Exercise objective: Extract every line below that contains the word "amount".

• • • •

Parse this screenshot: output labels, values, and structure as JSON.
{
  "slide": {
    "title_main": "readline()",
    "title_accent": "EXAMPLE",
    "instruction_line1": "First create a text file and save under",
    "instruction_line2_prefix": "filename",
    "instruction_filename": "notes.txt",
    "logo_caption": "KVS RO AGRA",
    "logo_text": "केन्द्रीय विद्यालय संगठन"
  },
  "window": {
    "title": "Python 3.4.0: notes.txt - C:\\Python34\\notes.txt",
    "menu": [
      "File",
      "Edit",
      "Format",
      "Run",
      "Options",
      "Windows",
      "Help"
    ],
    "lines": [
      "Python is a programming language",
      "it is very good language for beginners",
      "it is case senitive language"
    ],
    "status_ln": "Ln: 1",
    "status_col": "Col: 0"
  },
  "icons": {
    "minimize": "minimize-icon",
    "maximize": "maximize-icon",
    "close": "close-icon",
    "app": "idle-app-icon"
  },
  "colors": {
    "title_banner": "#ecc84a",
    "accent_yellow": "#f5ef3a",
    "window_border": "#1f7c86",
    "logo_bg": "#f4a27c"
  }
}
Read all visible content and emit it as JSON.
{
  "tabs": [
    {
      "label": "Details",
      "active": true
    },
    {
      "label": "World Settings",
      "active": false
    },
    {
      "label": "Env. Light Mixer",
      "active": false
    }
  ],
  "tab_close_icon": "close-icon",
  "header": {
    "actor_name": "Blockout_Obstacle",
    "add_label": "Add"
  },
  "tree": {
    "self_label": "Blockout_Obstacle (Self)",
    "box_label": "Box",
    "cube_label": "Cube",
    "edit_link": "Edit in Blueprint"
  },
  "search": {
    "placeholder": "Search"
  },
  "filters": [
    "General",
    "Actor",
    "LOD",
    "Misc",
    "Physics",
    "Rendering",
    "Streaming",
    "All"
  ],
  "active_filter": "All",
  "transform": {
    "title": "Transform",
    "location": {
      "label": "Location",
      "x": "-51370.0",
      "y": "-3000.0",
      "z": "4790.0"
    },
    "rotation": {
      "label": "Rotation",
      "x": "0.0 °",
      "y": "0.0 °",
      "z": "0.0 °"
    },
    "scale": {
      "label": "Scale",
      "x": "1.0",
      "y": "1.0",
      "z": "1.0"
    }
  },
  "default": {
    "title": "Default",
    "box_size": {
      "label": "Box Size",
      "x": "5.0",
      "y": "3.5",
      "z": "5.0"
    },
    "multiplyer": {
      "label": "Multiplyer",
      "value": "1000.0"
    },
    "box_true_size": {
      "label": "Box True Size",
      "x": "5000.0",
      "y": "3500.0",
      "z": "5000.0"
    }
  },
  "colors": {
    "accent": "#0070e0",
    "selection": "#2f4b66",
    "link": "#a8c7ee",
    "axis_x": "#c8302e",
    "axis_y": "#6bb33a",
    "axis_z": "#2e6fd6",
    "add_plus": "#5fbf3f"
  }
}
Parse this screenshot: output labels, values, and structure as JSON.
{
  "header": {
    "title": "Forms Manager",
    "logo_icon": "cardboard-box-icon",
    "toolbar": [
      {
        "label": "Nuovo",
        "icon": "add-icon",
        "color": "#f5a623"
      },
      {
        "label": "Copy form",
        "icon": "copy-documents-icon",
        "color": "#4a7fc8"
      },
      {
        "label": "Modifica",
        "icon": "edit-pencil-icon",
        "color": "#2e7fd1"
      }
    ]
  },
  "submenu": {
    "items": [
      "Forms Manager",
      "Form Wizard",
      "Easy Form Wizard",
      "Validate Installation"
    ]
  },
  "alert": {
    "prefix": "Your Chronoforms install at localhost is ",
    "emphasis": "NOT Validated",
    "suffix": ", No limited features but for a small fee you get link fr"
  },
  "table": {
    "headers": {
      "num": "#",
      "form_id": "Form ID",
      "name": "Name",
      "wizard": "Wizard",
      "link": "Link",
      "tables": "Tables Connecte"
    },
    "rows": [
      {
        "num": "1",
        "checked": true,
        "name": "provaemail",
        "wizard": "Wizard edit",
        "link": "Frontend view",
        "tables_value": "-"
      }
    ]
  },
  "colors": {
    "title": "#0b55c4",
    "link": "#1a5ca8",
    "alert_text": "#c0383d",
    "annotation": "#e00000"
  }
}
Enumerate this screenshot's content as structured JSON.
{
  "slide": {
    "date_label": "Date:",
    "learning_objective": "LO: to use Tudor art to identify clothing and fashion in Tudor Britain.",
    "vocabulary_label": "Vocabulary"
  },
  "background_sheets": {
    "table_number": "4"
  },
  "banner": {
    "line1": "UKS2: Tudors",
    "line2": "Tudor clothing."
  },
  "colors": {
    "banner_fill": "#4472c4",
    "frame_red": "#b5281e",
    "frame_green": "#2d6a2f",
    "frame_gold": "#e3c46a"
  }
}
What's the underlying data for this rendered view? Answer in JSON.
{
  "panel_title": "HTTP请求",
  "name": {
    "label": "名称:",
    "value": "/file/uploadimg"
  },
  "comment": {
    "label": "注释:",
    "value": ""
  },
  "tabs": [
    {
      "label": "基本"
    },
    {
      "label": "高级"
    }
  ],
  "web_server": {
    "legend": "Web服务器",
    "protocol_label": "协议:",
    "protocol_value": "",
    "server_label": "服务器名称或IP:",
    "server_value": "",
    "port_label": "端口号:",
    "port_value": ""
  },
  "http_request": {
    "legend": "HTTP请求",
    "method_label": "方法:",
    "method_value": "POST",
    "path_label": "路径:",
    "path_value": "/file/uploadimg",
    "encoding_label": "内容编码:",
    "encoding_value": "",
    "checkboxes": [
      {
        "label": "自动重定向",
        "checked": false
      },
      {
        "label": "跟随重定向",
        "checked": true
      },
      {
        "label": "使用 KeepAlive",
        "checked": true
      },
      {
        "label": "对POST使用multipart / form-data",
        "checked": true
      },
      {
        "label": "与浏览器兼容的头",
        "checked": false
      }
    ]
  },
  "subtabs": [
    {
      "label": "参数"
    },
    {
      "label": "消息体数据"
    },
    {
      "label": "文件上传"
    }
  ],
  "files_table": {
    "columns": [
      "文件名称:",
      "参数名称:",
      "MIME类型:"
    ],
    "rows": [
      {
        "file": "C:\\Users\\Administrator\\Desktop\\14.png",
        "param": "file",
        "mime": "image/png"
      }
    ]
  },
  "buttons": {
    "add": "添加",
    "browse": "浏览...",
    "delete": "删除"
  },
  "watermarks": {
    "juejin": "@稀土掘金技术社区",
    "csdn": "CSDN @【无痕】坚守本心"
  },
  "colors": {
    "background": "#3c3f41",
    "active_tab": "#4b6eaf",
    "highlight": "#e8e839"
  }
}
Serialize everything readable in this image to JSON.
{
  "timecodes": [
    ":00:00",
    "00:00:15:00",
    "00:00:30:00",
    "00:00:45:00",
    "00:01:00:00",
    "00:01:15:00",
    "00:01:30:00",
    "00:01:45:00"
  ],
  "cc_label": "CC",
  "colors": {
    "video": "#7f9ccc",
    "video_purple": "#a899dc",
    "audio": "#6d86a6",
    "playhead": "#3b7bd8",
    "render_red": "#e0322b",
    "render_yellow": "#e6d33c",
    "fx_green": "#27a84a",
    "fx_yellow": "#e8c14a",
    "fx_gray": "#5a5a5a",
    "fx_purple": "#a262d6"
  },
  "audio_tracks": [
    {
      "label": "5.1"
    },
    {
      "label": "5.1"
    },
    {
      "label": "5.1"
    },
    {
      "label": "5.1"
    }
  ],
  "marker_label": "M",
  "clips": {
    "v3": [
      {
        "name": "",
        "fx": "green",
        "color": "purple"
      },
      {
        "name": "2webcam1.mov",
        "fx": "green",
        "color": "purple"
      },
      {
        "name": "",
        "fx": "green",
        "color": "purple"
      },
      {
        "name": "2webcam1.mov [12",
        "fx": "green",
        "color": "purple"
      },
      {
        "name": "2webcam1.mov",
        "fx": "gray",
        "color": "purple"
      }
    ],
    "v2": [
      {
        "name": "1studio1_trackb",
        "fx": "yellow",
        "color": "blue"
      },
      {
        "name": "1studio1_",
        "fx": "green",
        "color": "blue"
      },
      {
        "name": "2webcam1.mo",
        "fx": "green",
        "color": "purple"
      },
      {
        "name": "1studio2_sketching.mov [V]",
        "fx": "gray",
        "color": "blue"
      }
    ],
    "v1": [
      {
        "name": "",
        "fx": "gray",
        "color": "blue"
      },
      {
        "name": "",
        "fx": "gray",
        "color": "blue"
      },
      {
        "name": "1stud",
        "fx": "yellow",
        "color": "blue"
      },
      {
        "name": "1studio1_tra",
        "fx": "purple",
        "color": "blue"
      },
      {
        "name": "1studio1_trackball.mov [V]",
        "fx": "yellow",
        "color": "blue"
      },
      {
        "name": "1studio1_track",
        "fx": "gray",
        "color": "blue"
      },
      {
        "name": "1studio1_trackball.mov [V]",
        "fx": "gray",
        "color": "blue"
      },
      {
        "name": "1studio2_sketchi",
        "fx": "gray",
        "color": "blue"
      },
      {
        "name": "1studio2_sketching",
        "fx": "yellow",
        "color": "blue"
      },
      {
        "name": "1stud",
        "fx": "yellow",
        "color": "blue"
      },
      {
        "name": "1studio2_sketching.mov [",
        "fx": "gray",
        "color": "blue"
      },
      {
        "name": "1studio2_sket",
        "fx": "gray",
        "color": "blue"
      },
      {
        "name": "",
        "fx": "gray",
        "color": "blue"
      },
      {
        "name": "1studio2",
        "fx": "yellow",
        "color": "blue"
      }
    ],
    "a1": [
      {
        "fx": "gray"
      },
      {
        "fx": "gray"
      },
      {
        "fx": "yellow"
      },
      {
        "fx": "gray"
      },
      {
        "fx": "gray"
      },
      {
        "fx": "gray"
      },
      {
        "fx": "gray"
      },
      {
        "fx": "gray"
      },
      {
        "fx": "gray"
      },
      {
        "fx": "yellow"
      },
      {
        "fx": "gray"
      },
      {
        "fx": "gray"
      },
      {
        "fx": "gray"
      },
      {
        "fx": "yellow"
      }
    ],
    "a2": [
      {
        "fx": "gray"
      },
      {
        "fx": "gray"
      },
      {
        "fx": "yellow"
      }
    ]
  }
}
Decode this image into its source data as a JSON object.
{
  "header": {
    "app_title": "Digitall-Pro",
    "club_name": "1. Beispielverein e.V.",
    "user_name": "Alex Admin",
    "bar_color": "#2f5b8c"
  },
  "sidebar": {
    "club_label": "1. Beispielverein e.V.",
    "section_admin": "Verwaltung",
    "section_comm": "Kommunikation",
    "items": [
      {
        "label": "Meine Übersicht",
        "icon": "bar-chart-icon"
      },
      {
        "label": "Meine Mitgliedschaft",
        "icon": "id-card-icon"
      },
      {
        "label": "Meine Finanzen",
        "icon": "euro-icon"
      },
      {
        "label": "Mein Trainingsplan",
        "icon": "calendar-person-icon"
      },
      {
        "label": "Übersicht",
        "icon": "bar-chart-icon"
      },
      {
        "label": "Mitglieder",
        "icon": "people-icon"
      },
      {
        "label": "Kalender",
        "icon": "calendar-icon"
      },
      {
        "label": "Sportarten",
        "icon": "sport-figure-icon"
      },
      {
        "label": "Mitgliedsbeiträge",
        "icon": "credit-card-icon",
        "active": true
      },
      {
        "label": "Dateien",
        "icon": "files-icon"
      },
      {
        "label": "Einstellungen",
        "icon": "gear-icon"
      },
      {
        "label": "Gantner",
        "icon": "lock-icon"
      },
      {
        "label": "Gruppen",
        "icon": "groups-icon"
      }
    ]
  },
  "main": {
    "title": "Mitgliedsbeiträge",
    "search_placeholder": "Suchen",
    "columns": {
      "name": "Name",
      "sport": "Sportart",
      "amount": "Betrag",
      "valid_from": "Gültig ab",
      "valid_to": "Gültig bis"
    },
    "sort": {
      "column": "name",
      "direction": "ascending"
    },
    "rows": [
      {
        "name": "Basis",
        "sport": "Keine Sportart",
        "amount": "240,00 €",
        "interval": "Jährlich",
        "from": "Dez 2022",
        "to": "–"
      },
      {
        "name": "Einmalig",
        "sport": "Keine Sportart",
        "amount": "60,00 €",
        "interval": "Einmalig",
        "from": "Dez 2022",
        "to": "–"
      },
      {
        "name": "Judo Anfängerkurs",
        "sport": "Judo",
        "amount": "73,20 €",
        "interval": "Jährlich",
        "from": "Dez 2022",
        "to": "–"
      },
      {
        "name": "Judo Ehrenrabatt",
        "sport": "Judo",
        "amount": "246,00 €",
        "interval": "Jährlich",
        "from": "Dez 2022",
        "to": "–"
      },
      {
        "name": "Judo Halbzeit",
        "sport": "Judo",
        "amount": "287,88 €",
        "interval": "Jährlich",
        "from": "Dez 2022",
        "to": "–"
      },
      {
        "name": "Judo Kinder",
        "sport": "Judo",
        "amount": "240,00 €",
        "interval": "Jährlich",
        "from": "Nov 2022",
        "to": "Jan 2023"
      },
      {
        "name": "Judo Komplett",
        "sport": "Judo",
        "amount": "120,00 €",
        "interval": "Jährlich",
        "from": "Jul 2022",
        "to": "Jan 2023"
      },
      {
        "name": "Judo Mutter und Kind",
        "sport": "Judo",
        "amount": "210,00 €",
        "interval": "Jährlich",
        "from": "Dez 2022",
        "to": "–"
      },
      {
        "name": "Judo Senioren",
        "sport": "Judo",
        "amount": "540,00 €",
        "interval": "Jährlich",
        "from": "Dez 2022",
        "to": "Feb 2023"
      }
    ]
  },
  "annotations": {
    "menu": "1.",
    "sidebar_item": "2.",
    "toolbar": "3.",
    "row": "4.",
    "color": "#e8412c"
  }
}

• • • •

Task answer:
      "amount": "Betrag",
        "amount": "240,00 €",
        "amount": "60,00 €",
        "amount": "73,20 €",
        "amount": "246,00 €",
        "amount": "287,88 €",
        "amount": "240,00 €",
        "amount": "120,00 €",
        "amount": "210,00 €",
        "amount": "540,00 €",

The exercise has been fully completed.